State ex rel. Smith v. Kermit Lumber & Pressure Treating Co

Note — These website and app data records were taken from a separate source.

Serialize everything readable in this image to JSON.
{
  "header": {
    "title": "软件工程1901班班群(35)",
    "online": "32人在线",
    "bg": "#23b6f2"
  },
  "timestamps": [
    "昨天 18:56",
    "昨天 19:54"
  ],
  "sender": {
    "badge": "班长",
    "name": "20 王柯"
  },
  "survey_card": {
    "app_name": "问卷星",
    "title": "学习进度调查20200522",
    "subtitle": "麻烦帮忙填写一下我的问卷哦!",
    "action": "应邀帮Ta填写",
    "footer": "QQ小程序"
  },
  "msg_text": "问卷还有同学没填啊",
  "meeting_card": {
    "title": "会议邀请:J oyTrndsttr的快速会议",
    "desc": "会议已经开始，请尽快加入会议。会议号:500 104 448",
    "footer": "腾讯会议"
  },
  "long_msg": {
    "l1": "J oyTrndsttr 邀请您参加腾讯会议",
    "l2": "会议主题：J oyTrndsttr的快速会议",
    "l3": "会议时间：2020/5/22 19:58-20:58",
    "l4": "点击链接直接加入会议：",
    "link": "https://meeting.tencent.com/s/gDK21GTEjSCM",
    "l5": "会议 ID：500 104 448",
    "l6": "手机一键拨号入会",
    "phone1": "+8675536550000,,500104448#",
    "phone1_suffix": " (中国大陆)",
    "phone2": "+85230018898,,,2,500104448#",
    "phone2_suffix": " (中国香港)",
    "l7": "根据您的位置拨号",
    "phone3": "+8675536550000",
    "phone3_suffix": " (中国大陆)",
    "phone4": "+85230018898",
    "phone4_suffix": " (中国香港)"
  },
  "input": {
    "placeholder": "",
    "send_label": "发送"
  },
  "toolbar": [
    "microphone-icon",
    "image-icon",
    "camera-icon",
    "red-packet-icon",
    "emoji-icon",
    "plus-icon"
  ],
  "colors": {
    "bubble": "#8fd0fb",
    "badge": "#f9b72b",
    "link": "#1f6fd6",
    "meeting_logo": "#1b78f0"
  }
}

In State ex rel. Smith v. Kermit Lumber & Pressure Treating Co., 200 W.Va. 221, 243, 488 S.E.2d 901, 923 (1997), the Court was asked to determine whether soil contamination that resulted from a business engaged in lumber pressure treating created a temporary or a permanent nuisance. In reaching the decision, the Court found helpful the analysis used in Arcade Water District v. United States, 940 F.2d 1265 (9th Cir. 1991), a case in which the Ninth Circuit Court of Appeals decided that the applicable two-year statute of limitations did not bar the water district's suit for contamination of its water well by a military laundry despite the closing of the laundry eight years prior to the suit's commencement. Applying California law, which defines a nuisance as permanent or temporary depending on "'whether the nuisance may be discontinued or abated,'" the Ninth Circuit held that the nuisance at issue could not be viewed as permanent because "the contamination may abate . . . and Well 31 may be restored." Arcade Water, 940 F.2d at 1268 (quoting Mangini v. Aerojet-Gen. Corp., 230 Cal. App. 3d 1125, 1146, 281 Cal. Rptr. 827 (1991)). Extending that reasoning to the soil contamination at issue in Kermit Lumber, we determined that "as long as the arsenic remains on the Kermit Lumber business site in amounts above the regulatory limits and as long as the arsenic is flowing into the Tug Fork River, the harm or nuisance continues and thus, is a continuing (or temporary) nuisance." Kermit Lumber, 200 W.Va. at 245, 488 S.E.2d at 925.